* [What is being asked]: Where an entry below contains an image, skip the image and copy the rest exactly.

* [Exercise data]:
= = = = = = =
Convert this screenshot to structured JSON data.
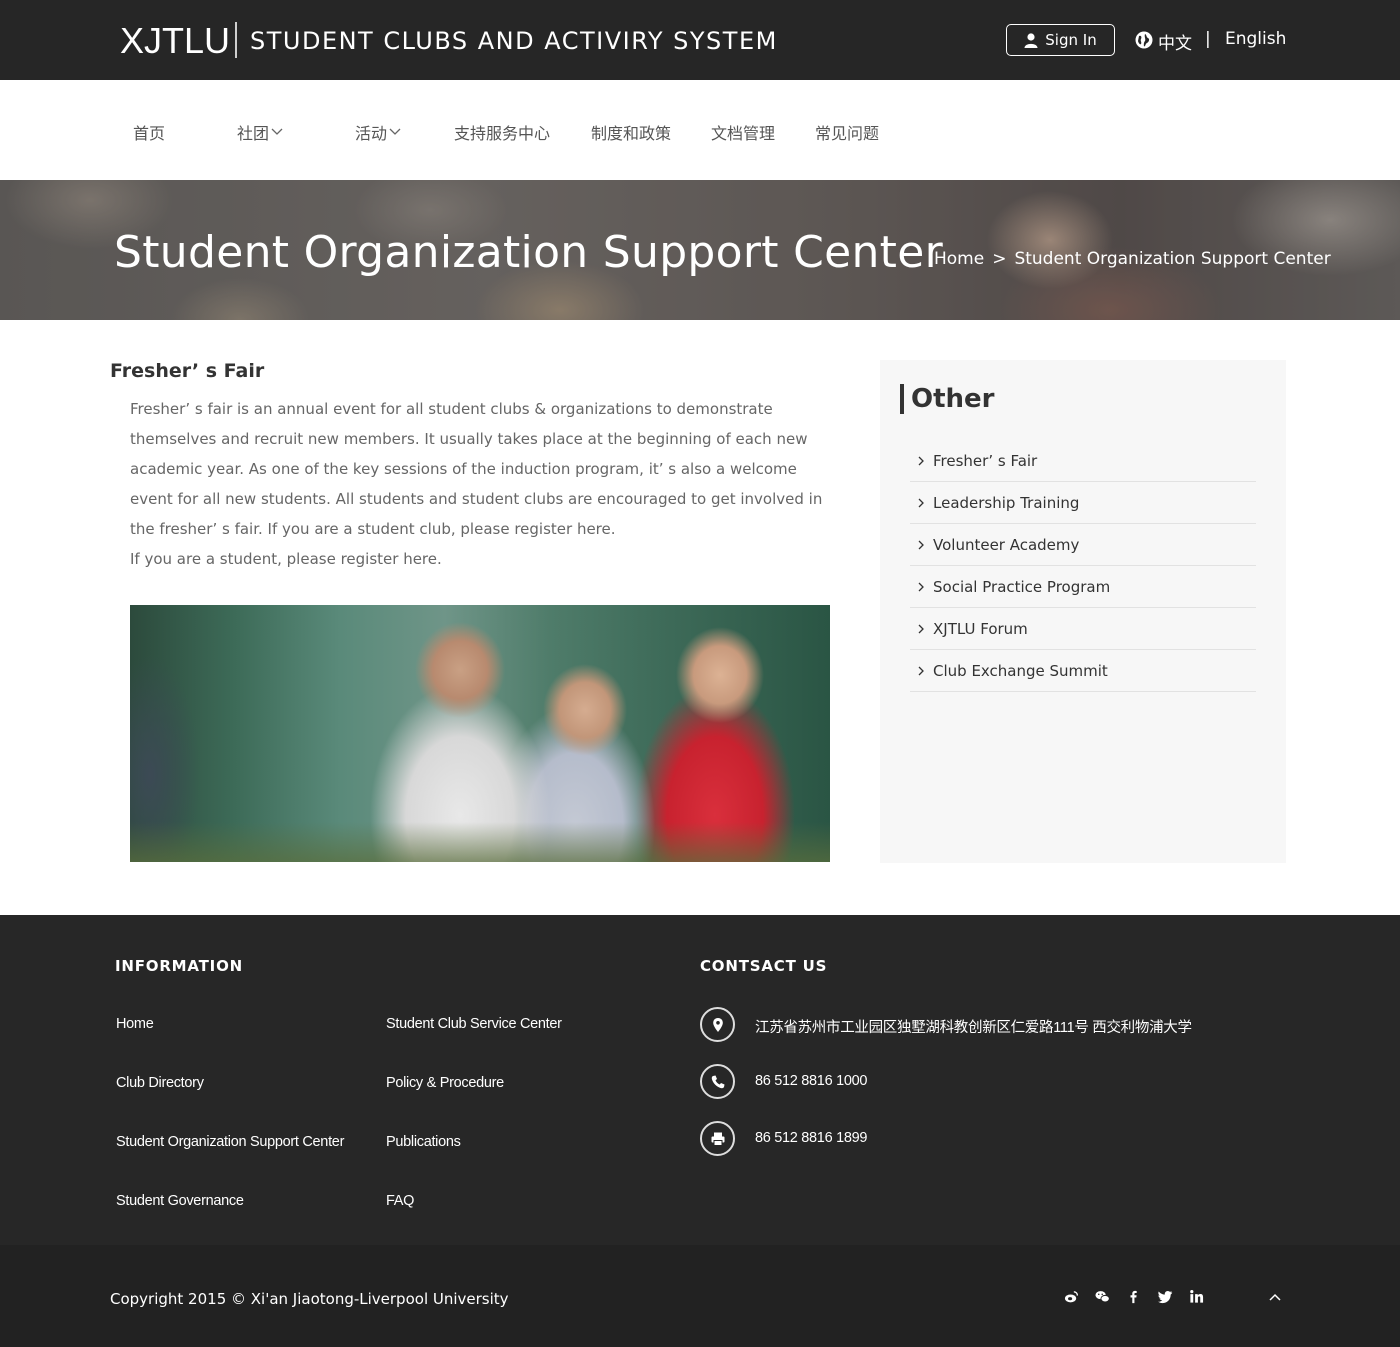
{
  "header": {
    "logo": "XJTLU",
    "system_title": "STUDENT CLUBS AND ACTIVIRY SYSTEM",
    "sign_in": "Sign In",
    "lang_zh": "中文",
    "lang_sep": "|",
    "lang_en": "English"
  },
  "nav": {
    "items": [
      {
        "label": "首页"
      },
      {
        "label": "社团"
      },
      {
        "label": "活动"
      },
      {
        "label": "支持服务中心"
      },
      {
        "label": "制度和政策"
      },
      {
        "label": "文档管理"
      },
      {
        "label": "常见问题"
      }
    ]
  },
  "banner": {
    "title": "Student Organization Support Center",
    "breadcrumb": [
      "Home",
      ">",
      "Student Organization Support Center"
    ]
  },
  "article": {
    "title": "Fresher’ s Fair",
    "paragraph1": "Fresher’ s fair is an annual event for all student clubs & organizations to demonstrate themselves and recruit new members. It usually takes place at the beginning of each new academic year. As one of the key sessions of the induction program, it’ s also a welcome event for all new students. All students and student clubs are encouraged to get involved in the fresher’ s fair. If you are a student club, please register here.",
    "paragraph2": "If you are a student, please register here."
  },
  "sidebar": {
    "heading": "Other",
    "items": [
      {
        "label": "Fresher’ s Fair"
      },
      {
        "label": "Leadership Training"
      },
      {
        "label": "Volunteer Academy"
      },
      {
        "label": "Social Practice Program"
      },
      {
        "label": "XJTLU Forum"
      },
      {
        "label": "Club Exchange Summit"
      }
    ]
  },
  "footer": {
    "info_heading": "INFORMATION",
    "contact_heading": "CONTSACT US",
    "links": [
      {
        "label": "Home"
      },
      {
        "label": "Student Club Service Center"
      },
      {
        "label": "Club Directory"
      },
      {
        "label": "Policy & Procedure"
      },
      {
        "label": "Student Organization Support Center"
      },
      {
        "label": "Publications"
      },
      {
        "label": "Student Governance"
      },
      {
        "label": "FAQ"
      }
    ],
    "address": "江苏省苏州市工业园区独墅湖科教创新区仁爱路111号  西交利物浦大学",
    "phone": "86 512 8816 1000",
    "fax": "86 512 8816 1899",
    "copyright": "Copyright 2015 © Xi'an Jiaotong-Liverpool University",
    "social_icons": [
      "weibo-icon",
      "wechat-icon",
      "facebook-icon",
      "twitter-icon",
      "linkedin-icon"
    ]
  },
  "colors": {
    "header_bg": "#262626",
    "footer_bg": "#272727",
    "bottom_bg": "#222222",
    "sidebar_bg": "#f7f7f7"
  }
}
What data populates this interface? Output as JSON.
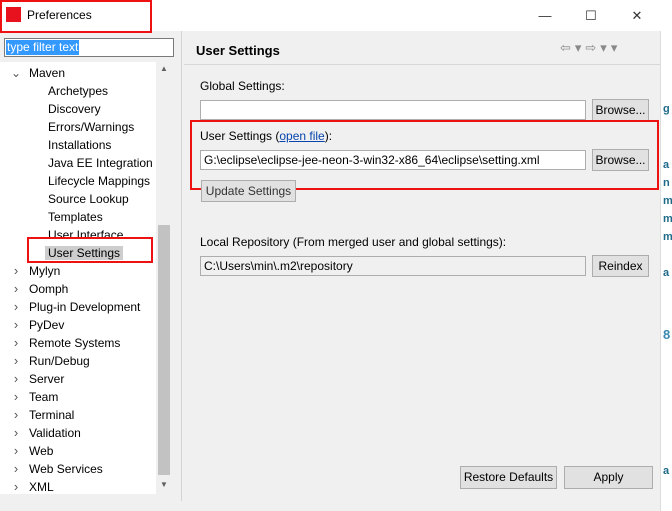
{
  "window": {
    "title": "Preferences",
    "controls": [
      "—",
      "☐",
      "✕"
    ]
  },
  "filter": {
    "placeholder": "type filter text"
  },
  "tree": {
    "maven_label": "Maven",
    "maven_children": [
      "Archetypes",
      "Discovery",
      "Errors/Warnings",
      "Installations",
      "Java EE Integration",
      "Lifecycle Mappings",
      "Source Lookup",
      "Templates",
      "User Interface",
      "User Settings"
    ],
    "selected": "User Settings",
    "collapsed_items": [
      "Mylyn",
      "Oomph",
      "Plug-in Development",
      "PyDev",
      "Remote Systems",
      "Run/Debug",
      "Server",
      "Team",
      "Terminal",
      "Validation",
      "Web",
      "Web Services",
      "XML"
    ]
  },
  "page": {
    "title": "User Settings",
    "global_settings_label": "Global Settings:",
    "global_settings_value": "",
    "global_browse": "Browse...",
    "user_settings_label_prefix": "User Settings (",
    "user_settings_link": "open file",
    "user_settings_label_suffix": "):",
    "user_settings_value": "G:\\eclipse\\eclipse-jee-neon-3-win32-x86_64\\eclipse\\setting.xml",
    "user_browse": "Browse...",
    "update_settings": "Update Settings",
    "local_repo_label": "Local Repository (From merged user and global settings):",
    "local_repo_value": "C:\\Users\\min\\.m2\\repository",
    "reindex": "Reindex",
    "restore_defaults": "Restore Defaults",
    "apply": "Apply"
  },
  "colors": {
    "accent": "#3399ff",
    "highlight_box": "#ee1111",
    "app_icon": "#e8111e"
  }
}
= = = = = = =
* [Answer to the problem]:
Convert this screenshot to structured JSON data.
{
  "header": {
    "logo": "XJTLU",
    "system_title": "STUDENT CLUBS AND ACTIVIRY SYSTEM",
    "sign_in": "Sign In",
    "lang_zh": "中文",
    "lang_sep": "|",
    "lang_en": "English"
  },
  "nav": {
    "items": [
      {
        "label": "首页"
      },
      {
        "label": "社团"
      },
      {
        "label": "活动"
      },
      {
        "label": "支持服务中心"
      },
      {
        "label": "制度和政策"
      },
      {
        "label": "文档管理"
      },
      {
        "label": "常见问题"
      }
    ]
  },
  "banner": {
    "title": "Student Organization Support Center",
    "breadcrumb": [
      "Home",
      ">",
      "Student Organization Support Center"
    ]
  },
  "article": {
    "title": "Fresher’ s Fair",
    "paragraph1": "Fresher’ s fair is an annual event for all student clubs & organizations to demonstrate themselves and recruit new members. It usually takes place at the beginning of each new academic year. As one of the key sessions of the induction program, it’ s also a welcome event for all new students. All students and student clubs are encouraged to get involved in the fresher’ s fair. If you are a student club, please register here.",
    "paragraph2": "If you are a student, please register here."
  },
  "sidebar": {
    "heading": "Other",
    "items": [
      {
        "label": "Fresher’ s Fair"
      },
      {
        "label": "Leadership Training"
      },
      {
        "label": "Volunteer Academy"
      },
      {
        "label": "Social Practice Program"
      },
      {
        "label": "XJTLU Forum"
      },
      {
        "label": "Club Exchange Summit"
      }
    ]
  },
  "footer": {
    "info_heading": "INFORMATION",
    "contact_heading": "CONTSACT US",
    "links": [
      {
        "label": "Home"
      },
      {
        "label": "Student Club Service Center"
      },
      {
        "label": "Club Directory"
      },
      {
        "label": "Policy & Procedure"
      },
      {
        "label": "Student Organization Support Center"
      },
      {
        "label": "Publications"
      },
      {
        "label": "Student Governance"
      },
      {
        "label": "FAQ"
      }
    ],
    "address": "江苏省苏州市工业园区独墅湖科教创新区仁爱路111号  西交利物浦大学",
    "phone": "86 512 8816 1000",
    "fax": "86 512 8816 1899",
    "copyright": "Copyright 2015 © Xi'an Jiaotong-Liverpool University",
    "social_icons": [
      "weibo-icon",
      "wechat-icon",
      "facebook-icon",
      "twitter-icon",
      "linkedin-icon"
    ]
  },
  "colors": {
    "header_bg": "#262626",
    "footer_bg": "#272727",
    "bottom_bg": "#222222",
    "sidebar_bg": "#f7f7f7"
  }
}
What data populates this interface? Output as JSON.
{
  "window": {
    "title": "Preferences",
    "controls": [
      "—",
      "☐",
      "✕"
    ]
  },
  "filter": {
    "placeholder": "type filter text"
  },
  "tree": {
    "maven_label": "Maven",
    "maven_children": [
      "Archetypes",
      "Discovery",
      "Errors/Warnings",
      "Installations",
      "Java EE Integration",
      "Lifecycle Mappings",
      "Source Lookup",
      "Templates",
      "User Interface",
      "User Settings"
    ],
    "selected": "User Settings",
    "collapsed_items": [
      "Mylyn",
      "Oomph",
      "Plug-in Development",
      "PyDev",
      "Remote Systems",
      "Run/Debug",
      "Server",
      "Team",
      "Terminal",
      "Validation",
      "Web",
      "Web Services",
      "XML"
    ]
  },
  "page": {
    "title": "User Settings",
    "global_settings_label": "Global Settings:",
    "global_settings_value": "",
    "global_browse": "Browse...",
    "user_settings_label_prefix": "User Settings (",
    "user_settings_link": "open file",
    "user_settings_label_suffix": "):",
    "user_settings_value": "G:\\eclipse\\eclipse-jee-neon-3-win32-x86_64\\eclipse\\setting.xml",
    "user_browse": "Browse...",
    "update_settings": "Update Settings",
    "local_repo_label": "Local Repository (From merged user and global settings):",
    "local_repo_value": "C:\\Users\\min\\.m2\\repository",
    "reindex": "Reindex",
    "restore_defaults": "Restore Defaults",
    "apply": "Apply"
  },
  "colors": {
    "accent": "#3399ff",
    "highlight_box": "#ee1111",
    "app_icon": "#e8111e"
  }
}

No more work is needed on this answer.